  16. Alehagen, U., Aaseth, J., and Johansson, P. (2015). Reduced cardiovascular mortality 10 years after supplementation with selenium and coenzyme Q10 for four years: follow-up results of a prospective randomized double- blind placebo-controlled trial in elderly citizens. PLoS ONE 10:e0141641.
  17. Moradi, M., Haghighatdoost, F., Feizi, A., Larijani, B., and Azadbakht, L. (2016). Effect of coenzyme Q10 supplementation on diabetes biomarkers: a systematic review and meta-analysis of randomized controlled clinical trials. Arch. Iran. Med. 19, 588–596.
  18. Suksomboon, N., Poolsup, N., and Juanak, N. (2015). Effects of coenzyme Q10 supplementation on metabolic profile in diabetes: a systematic review and meta-analysis. J. Clin. Pharm. Ther. 40, 413–418. doi: 10.1111/jcpt.12280
  19. Sahebkar, A., Simental-Mendia, L. E., Stefanutti, C., and Pirro, M. (2016). Supplementation with coenzyme Q10 reduces plasma lipoprotein(a) concentrations but not other lipid indices: a systematic review and meta-analysis. Pharmacol. Res. 105, 198–209. doi: 10.1016/j.phrs.2016.01.030
  20. Rivara, M. B., Yeung, C. K., Robinson-Cohen, C., Phillips, B. R., Ruzinski, J., Rock, D., et al. (2017). Effect of coenzyme Q10 on biomarkers of oxidative stress and cardiac function in hemodialysis patients: the CoQ10 biomarker trial. Am. J. Kidney Dis. 69, 389–399. doi: 10.1053/j.ajkd.2016.08.041
  21. Fan, L., Feng, Y., Chen, G. C., Qin, L. Q., Fu, C. L., and Chen, L. H. (2017). Effects of coenzyme Q10 supplementation on inflammatory markers: a systematic review and meta-analysis of randomized controlled trials. Pharmacol. Res. 119, 128–136. doi: 10.1016/j.phrs.2017.01.032
  22. Tiano, L., and Busciglio, J. (2011). Mitochondrial dysfunction and Down’s syndrome: is there a role for coenzyme Q(10) ? Biofactors 37, 386–392. doi: 10.1002/biof.184

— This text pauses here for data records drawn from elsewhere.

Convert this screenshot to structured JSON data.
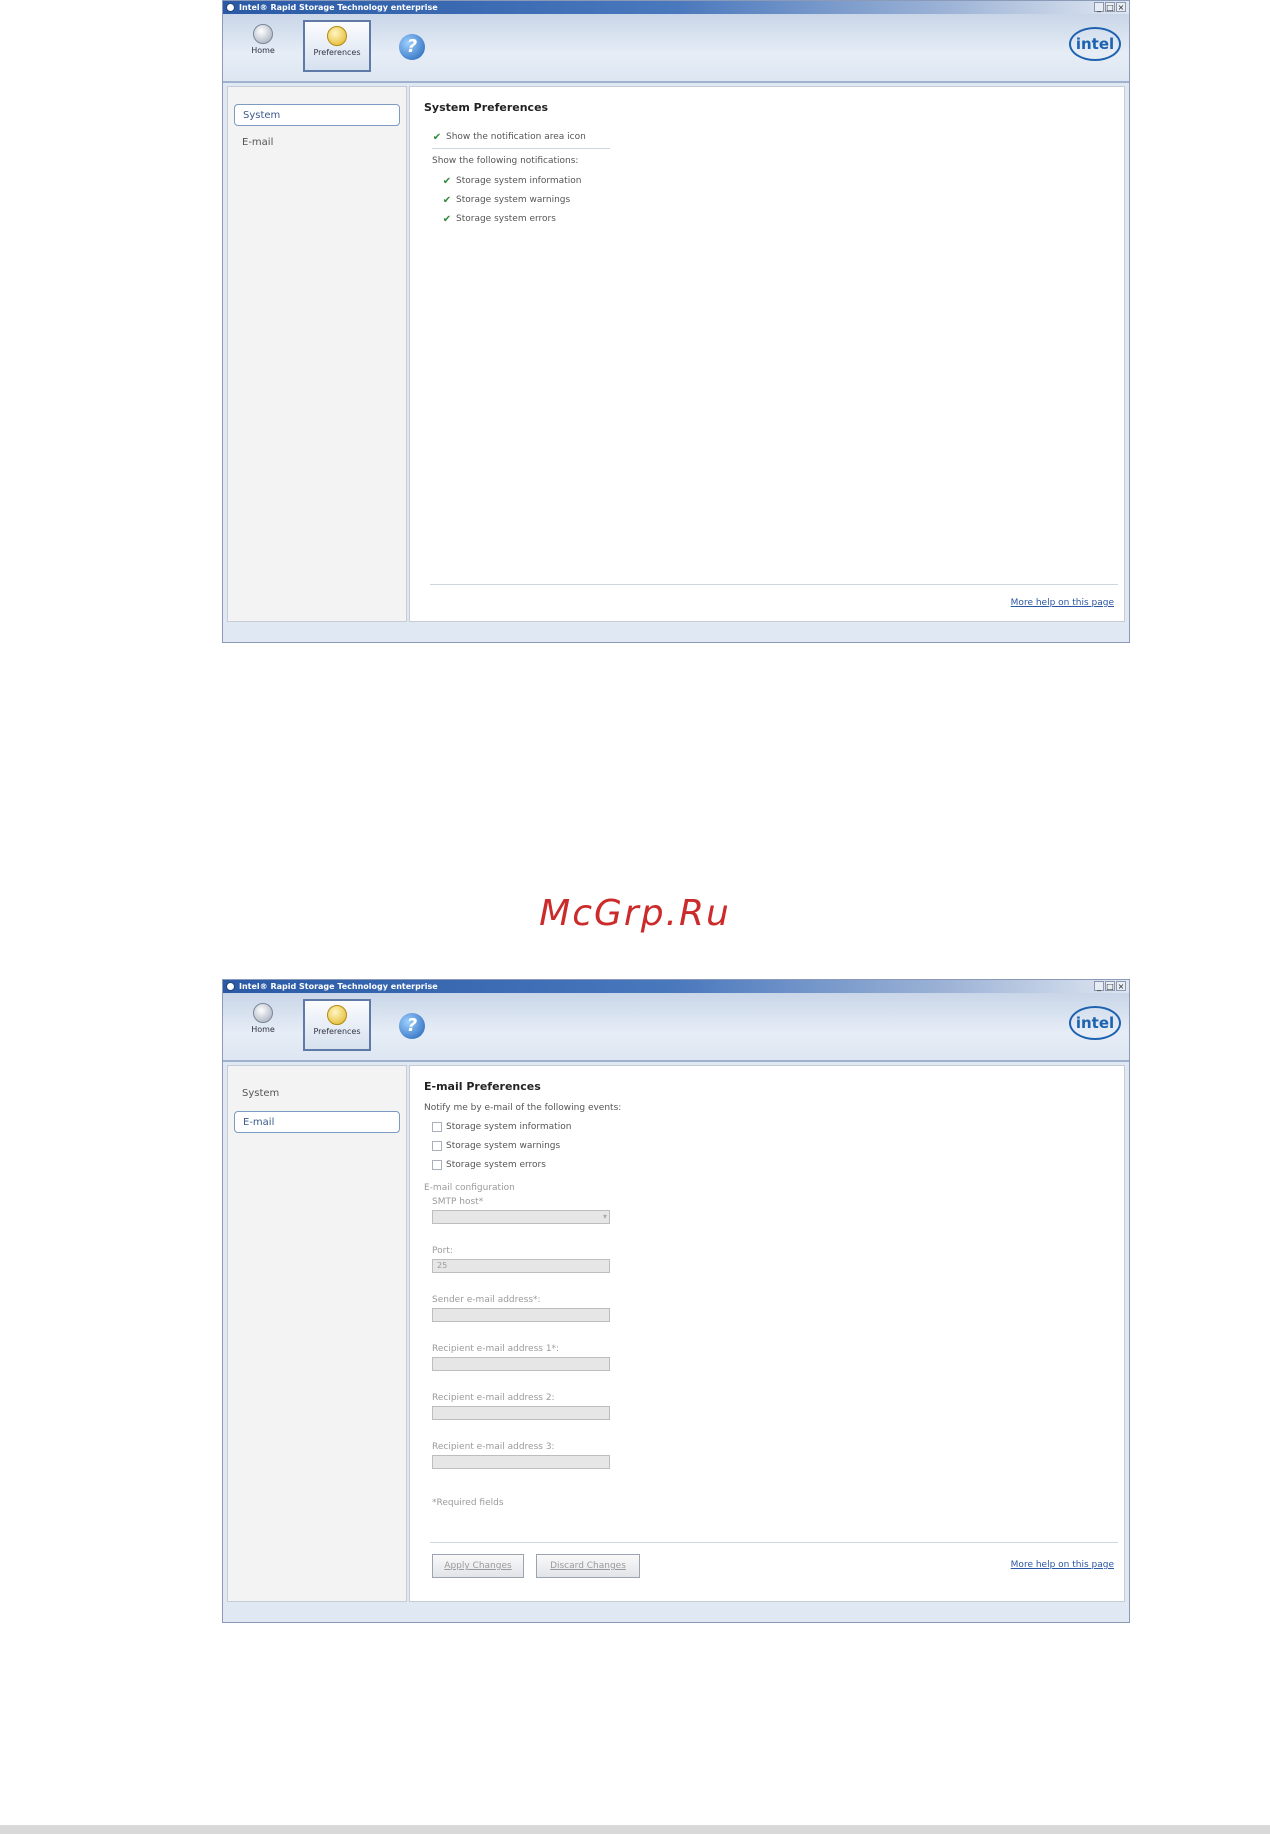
{
  "app": {
    "title": "Intel® Rapid Storage Technology enterprise",
    "window_controls": [
      "_",
      "□",
      "×"
    ],
    "toolbar": {
      "home_label": "Home",
      "preferences_label": "Preferences",
      "help_icon": "help-icon",
      "logo_text": "intel"
    }
  },
  "window1": {
    "sidebar": {
      "items": [
        {
          "label": "System",
          "active": true
        },
        {
          "label": "E-mail",
          "active": false
        }
      ]
    },
    "main": {
      "title": "System Preferences",
      "show_icon": "Show the notification area icon",
      "show_following": "Show the following notifications:",
      "notifications": [
        "Storage system information",
        "Storage system warnings",
        "Storage system errors"
      ],
      "help_link": "More help on this page"
    }
  },
  "window2": {
    "sidebar": {
      "items": [
        {
          "label": "System",
          "active": false
        },
        {
          "label": "E-mail",
          "active": true
        }
      ]
    },
    "main": {
      "title": "E-mail Preferences",
      "notify_text": "Notify me by e-mail of the following events:",
      "events": [
        "Storage system information",
        "Storage system warnings",
        "Storage system errors"
      ],
      "config_title": "E-mail configuration",
      "fields": [
        {
          "label": "SMTP host*",
          "value": ""
        },
        {
          "label": "Port:",
          "value": "25"
        },
        {
          "label": "Sender e-mail address*:",
          "value": ""
        },
        {
          "label": "Recipient e-mail address 1*:",
          "value": ""
        },
        {
          "label": "Recipient e-mail address 2:",
          "value": ""
        },
        {
          "label": "Recipient e-mail address 3:",
          "value": ""
        }
      ],
      "required_note": "*Required fields",
      "apply_button": "Apply Changes",
      "discard_button": "Discard Changes",
      "help_link": "More help on this page"
    }
  },
  "watermark": "McGrp.Ru",
  "colors": {
    "accent": "#1d62b0",
    "watermark": "#cc2b2b",
    "titlebar": "#2a5aa6"
  }
}
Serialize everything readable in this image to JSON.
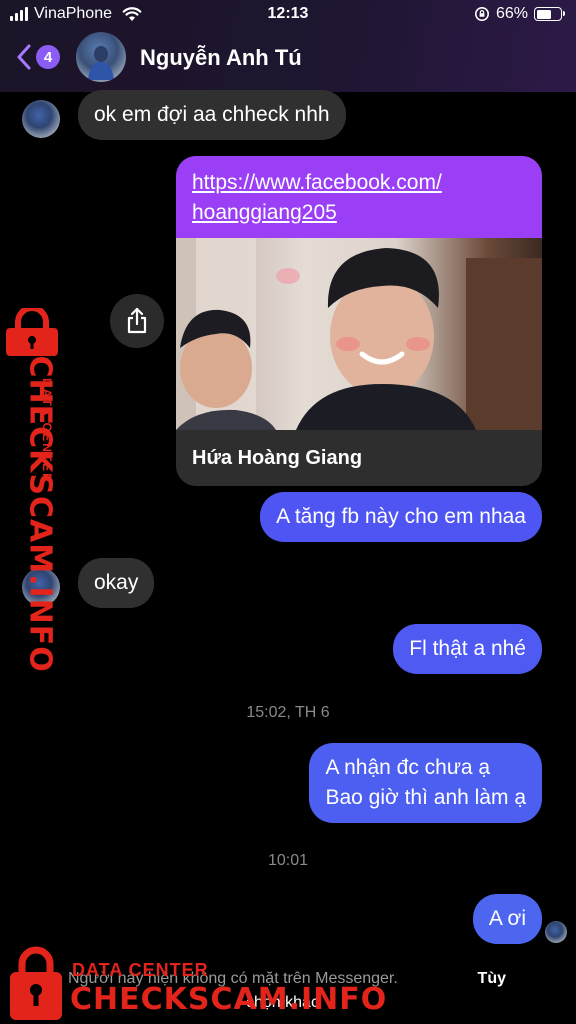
{
  "status_bar": {
    "carrier": "VinaPhone",
    "time": "12:13",
    "battery": "66%",
    "battery_level": 0.66
  },
  "header": {
    "back_badge": "4",
    "contact_name": "Nguyễn Anh Tú"
  },
  "messages": {
    "m1": "ok em đợi aa chheck nhh",
    "link_url_line1": "https://www.facebook.com/",
    "link_url_line2": "hoanggiang205",
    "link_title": "Hứa Hoàng Giang",
    "m2": "A tăng fb này cho em nhaa",
    "m3": "okay",
    "m4": "Fl thật a nhé",
    "ts1": "15:02, TH 6",
    "m5_line1": "A nhận đc chưa ạ",
    "m5_line2": "Bao giờ thì anh làm ạ",
    "ts2": "10:01",
    "m6": "A ơi"
  },
  "footer": {
    "notice_line1": "Người này hiện không có mặt trên Messenger.",
    "notice_action": "Tùy",
    "notice_line2": "chọn khác"
  },
  "watermark": {
    "top_text": "DATA CENTER",
    "main_text": "CHECKSCAM.INFO"
  },
  "colors": {
    "outgoing_bubble": "#5a4cf0",
    "outgoing_bubble_alt": "#4e5af2",
    "incoming_bubble": "#303030",
    "link_header": "#9a3ff5",
    "accent_badge": "#8b5cf6",
    "watermark_red": "#e3241b"
  }
}
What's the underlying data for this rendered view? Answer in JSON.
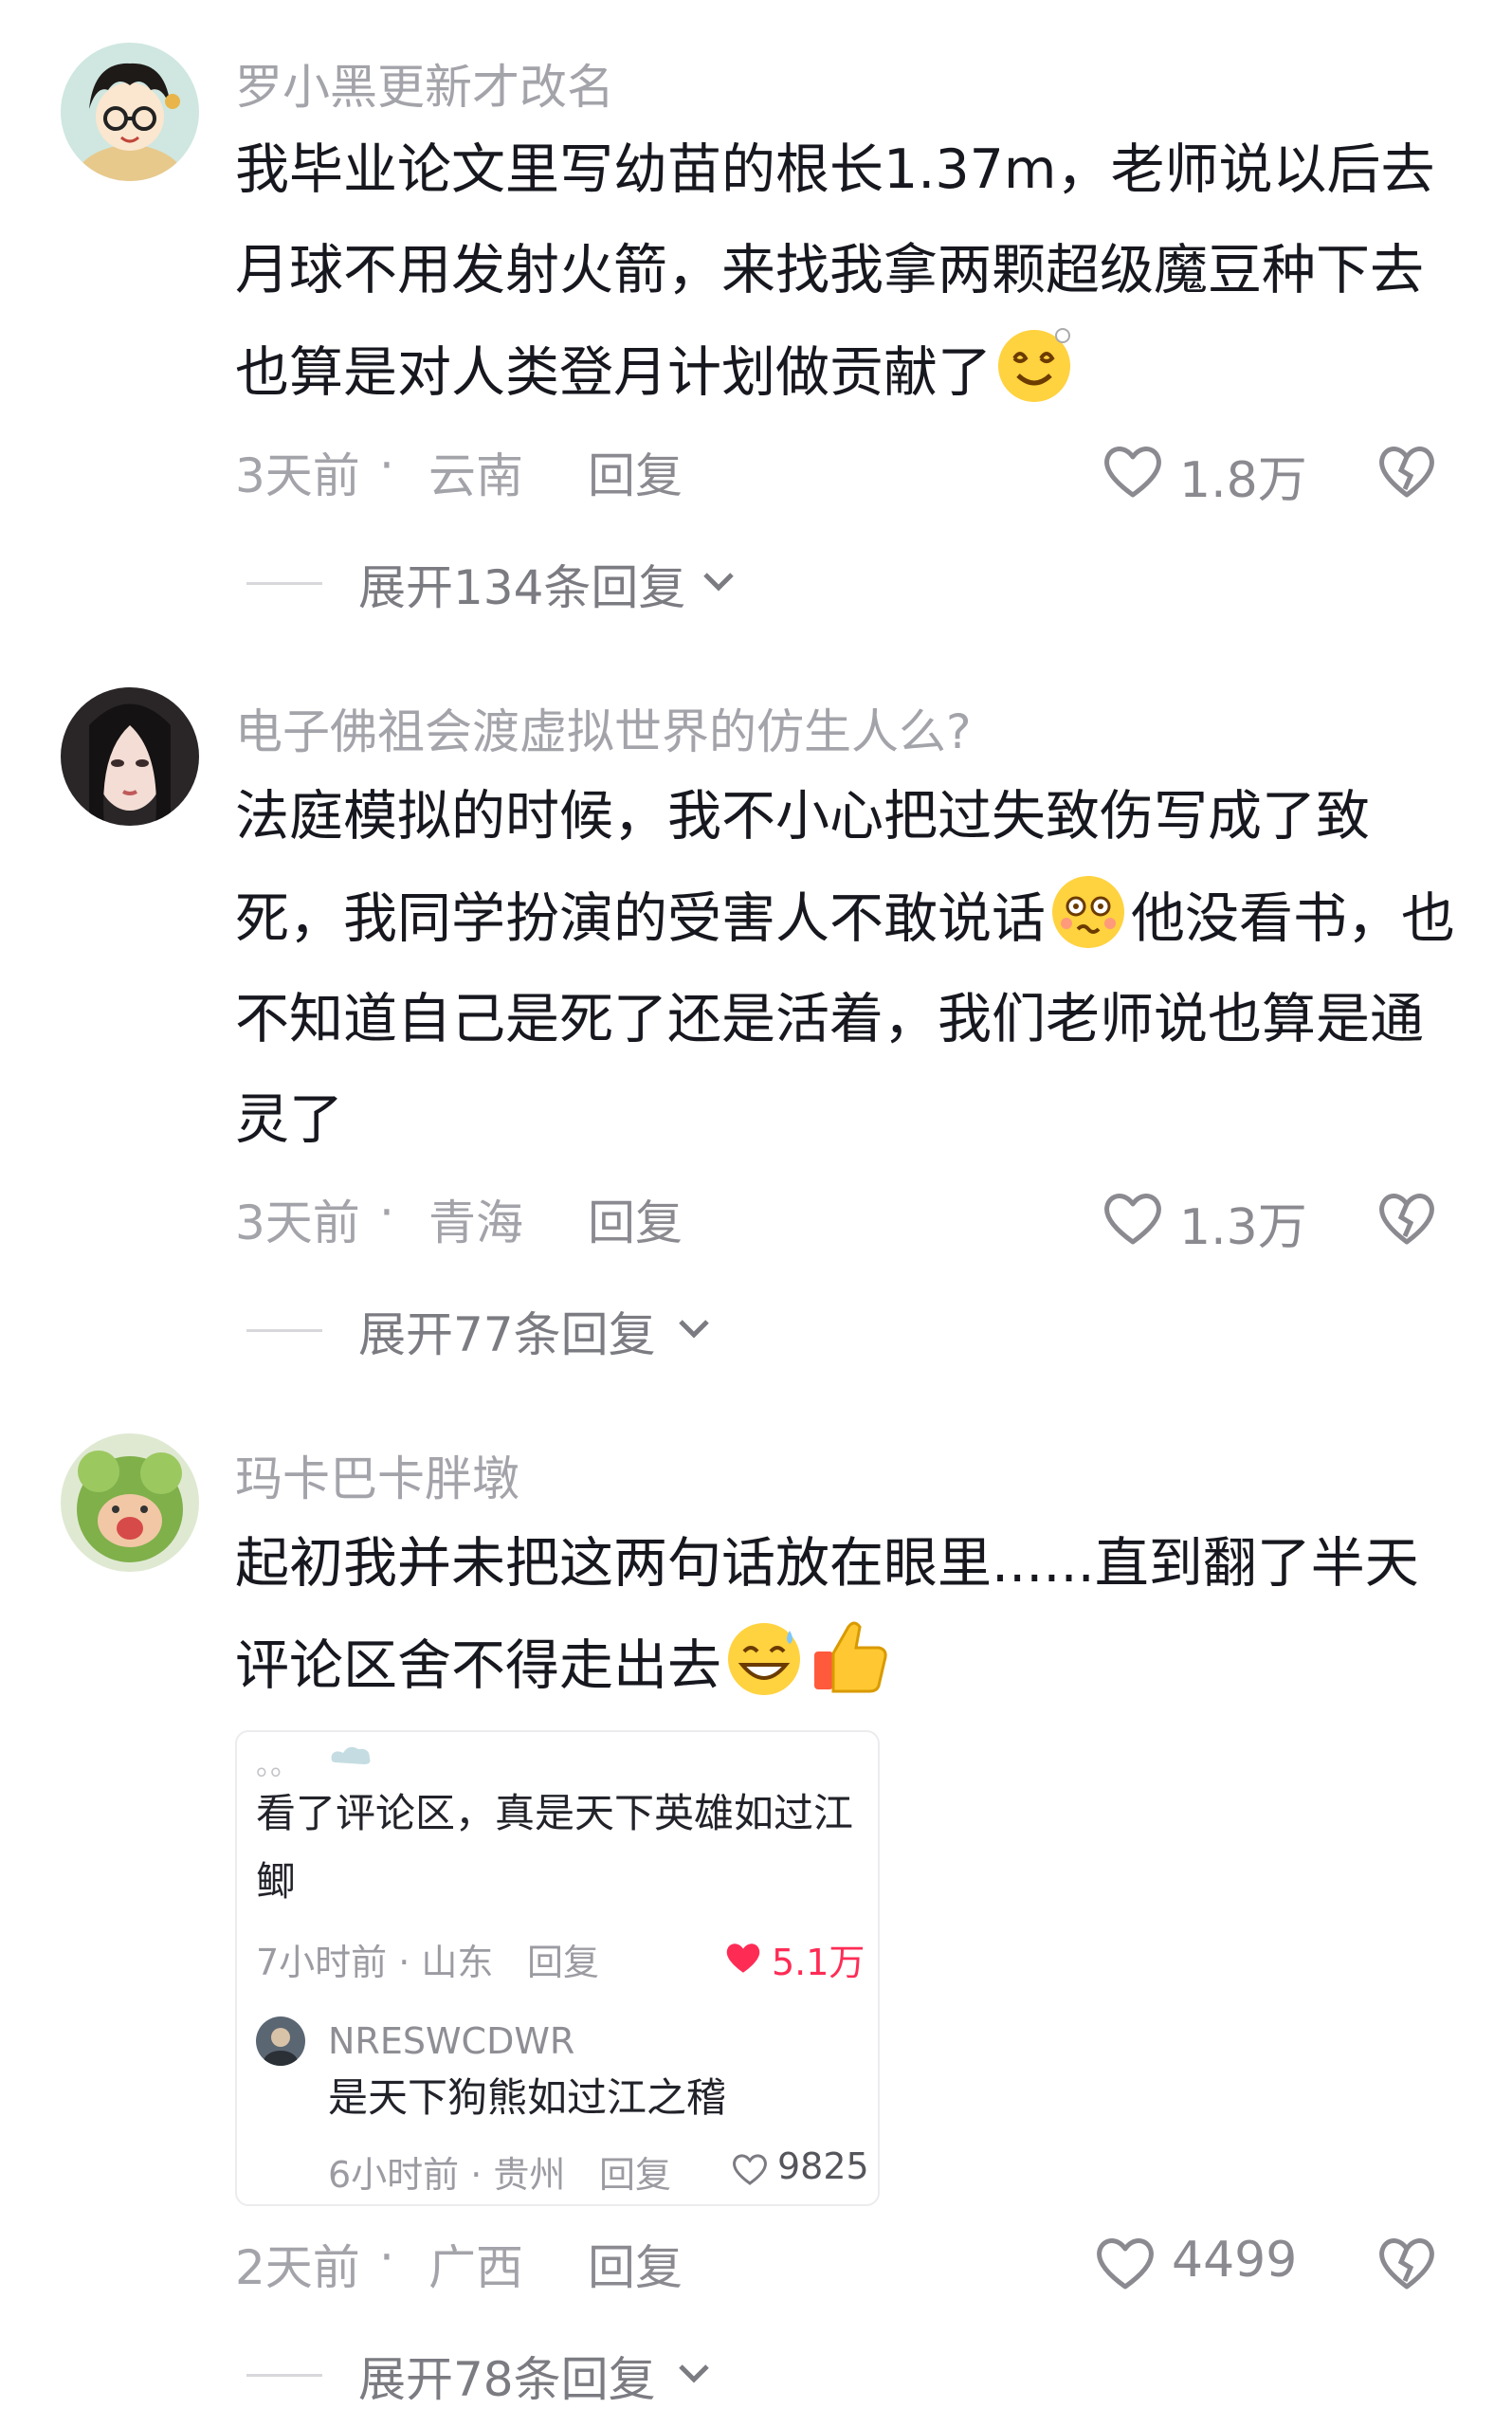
{
  "comments": [
    {
      "username": "罗小黑更新才改名",
      "text": "我毕业论文里写幼苗的根长1.37m，老师说以后去月球不用发射火箭，来找我拿两颗超级魔豆种下去也算是对人类登月计划做贡献了",
      "emoji": "dizzy-smile-emoji",
      "time": "3天前",
      "sep": "·",
      "location": "云南",
      "reply_label": "回复",
      "likes": "1.8万",
      "expand_label": "展开134条回复"
    },
    {
      "username": "电子佛祖会渡虚拟世界的仿生人么?",
      "text_before": "法庭模拟的时候，我不小心把过失致伤写成了致死，我同学扮演的受害人不敢说话",
      "text_after": "他没看书，也不知道自己是死了还是活着，我们老师说也算是通灵了",
      "emoji": "confused-face-emoji",
      "time": "3天前",
      "sep": "·",
      "location": "青海",
      "reply_label": "回复",
      "likes": "1.3万",
      "expand_label": "展开77条回复"
    },
    {
      "username": "玛卡巴卡胖墩",
      "text": "起初我并未把这两句话放在眼里......直到翻了半天评论区舍不得走出去",
      "emojis": [
        "grin-sweat-emoji",
        "thumbs-up-emoji"
      ],
      "time": "2天前",
      "sep": "·",
      "location": "广西",
      "reply_label": "回复",
      "likes": "4499",
      "expand_label": "展开78条回复"
    }
  ],
  "quote_card": {
    "header_dots": "。。",
    "text": "看了评论区，真是天下英雄如过江鲫",
    "meta_time": "7小时前 · 山东",
    "reply_label": "回复",
    "likes": "5.1万",
    "like_color": "#fe2c55",
    "sub_reply": {
      "username": "NRESWCDWR",
      "text": "是天下狗熊如过江之稽",
      "meta_time": "6小时前 · 贵州",
      "reply_label": "回复",
      "likes": "9825"
    }
  }
}
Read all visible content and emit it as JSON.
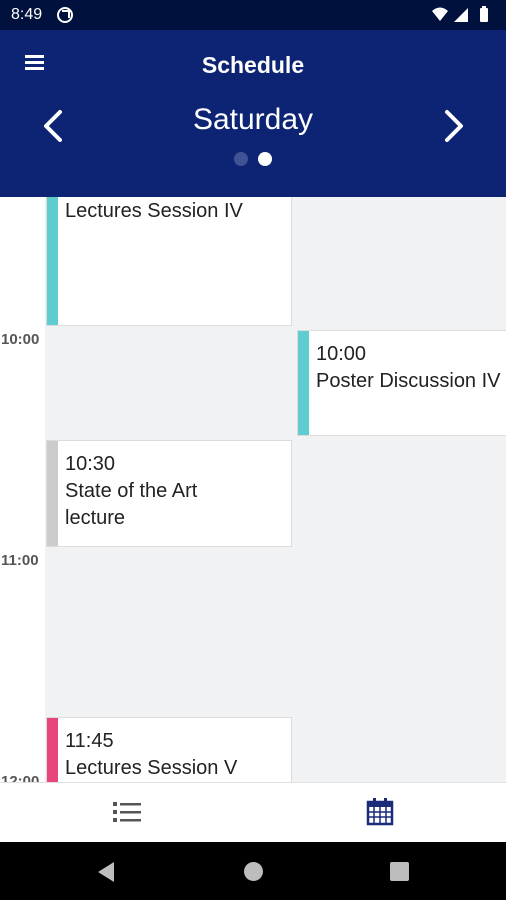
{
  "status_bar": {
    "time": "8:49",
    "icons": [
      "at-notification-icon",
      "wifi-icon",
      "signal-icon",
      "battery-icon"
    ]
  },
  "app_bar": {
    "title": "Schedule",
    "day": "Saturday",
    "menu_icon": "menu-icon",
    "prev_icon": "chevron-left-icon",
    "next_icon": "chevron-right-icon",
    "page_count": 2,
    "active_page": 2
  },
  "schedule": {
    "time_labels": [
      "10:00",
      "11:00",
      "12:00"
    ],
    "events": [
      {
        "time": "",
        "title": "Lectures Session IV",
        "color": "#5fcdd0"
      },
      {
        "time": "10:00",
        "title": "Poster Discussion IV",
        "color": "#5fcdd0"
      },
      {
        "time": "10:30",
        "title": "State of the Art lecture",
        "color": "#cccccc"
      },
      {
        "time": "11:45",
        "title": "Lectures Session V",
        "color": "#e8457a"
      }
    ]
  },
  "bottom_nav": {
    "items": [
      {
        "icon": "list-icon",
        "active": false
      },
      {
        "icon": "calendar-icon",
        "active": true
      }
    ]
  },
  "system_nav": {
    "icons": [
      "back-icon",
      "home-icon",
      "recents-icon"
    ]
  },
  "colors": {
    "status_bar": "#00113d",
    "app_bar": "#0c2473",
    "accent": "#1c2a7a",
    "background": "#f1f2f3"
  }
}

  23. Tiano, L., Carnevali, P., Padella, L., Santoro, L., Principi, F., Bruge, F., et al. (2011). Effect of coenzyme Q10 in mitigating oxidative DNA damage in Down syndrome patients, a double blind randomized controlled trial. Neurobiol. Aging 32, 2103–2105. doi: 10.1016/j.neurobiolaging.2009.11.016
  24. Arun, S., Liu, L., and Donmez, G. (2016). Mitochondrial biology and neurological diseases. Curr. Neuropharmacol. 14, 143–154. doi: 10.2174/1570159X13666150703154541
  25. Schulz, J. B., and Beal, M. F. (1995). Neuroprotective effects of free radical scavengers and energy repletion in animal models of neurodegenerative disease. Ann. N. Y. Acad. Sci. 765, 100–110. discussion: 116–108. doi: 10.1111/j.1749-6632.1995.tb16565.x
  26. Mischley, L. K., Allen, J., and Bradley, R. (2012). Coenzyme Q10 deficiency in patients with Parkinson’s disease. J. Neurol. Sci. 318, 72–75. doi: 10.1016/j.jns.2012.03.023
  27. Arcaniolo, D., Favilla, V., Tiscione, D., Pisano, F., Bozzini, G., Creta, M., et al. (2014). Is there a place for nutritional supplements in the treatment of idiopathic male infertility? Arch. Ital. Urol. Androl. 86, 164–170. doi: 10.4081/aiua.2014.3.164
  28. Safarinejad, M. R., Safarinejad, S., Shafiei, N., and Safarinejad, S. (2012). Effects of the reduced form of coenzyme Q10 (ubiquinol) on semen parameters in men with idiopathic infertility: a double-blind, placebo controlled, randomized study. J. Urol. 188, 526–531. doi: 10.1016/j.juro.2012.03.131
  29. Lafuente, R., Gonzalez-Comadran, M., Sola, I., Lopez, G., Brassesco, M., Carreras, R., et al. (2013). Coenzyme Q10 and male infertility: a meta-analysis. J. Assist. Reprod. Genet. 30, 1147–1156. doi: 10.1007/s10815-013-0047-5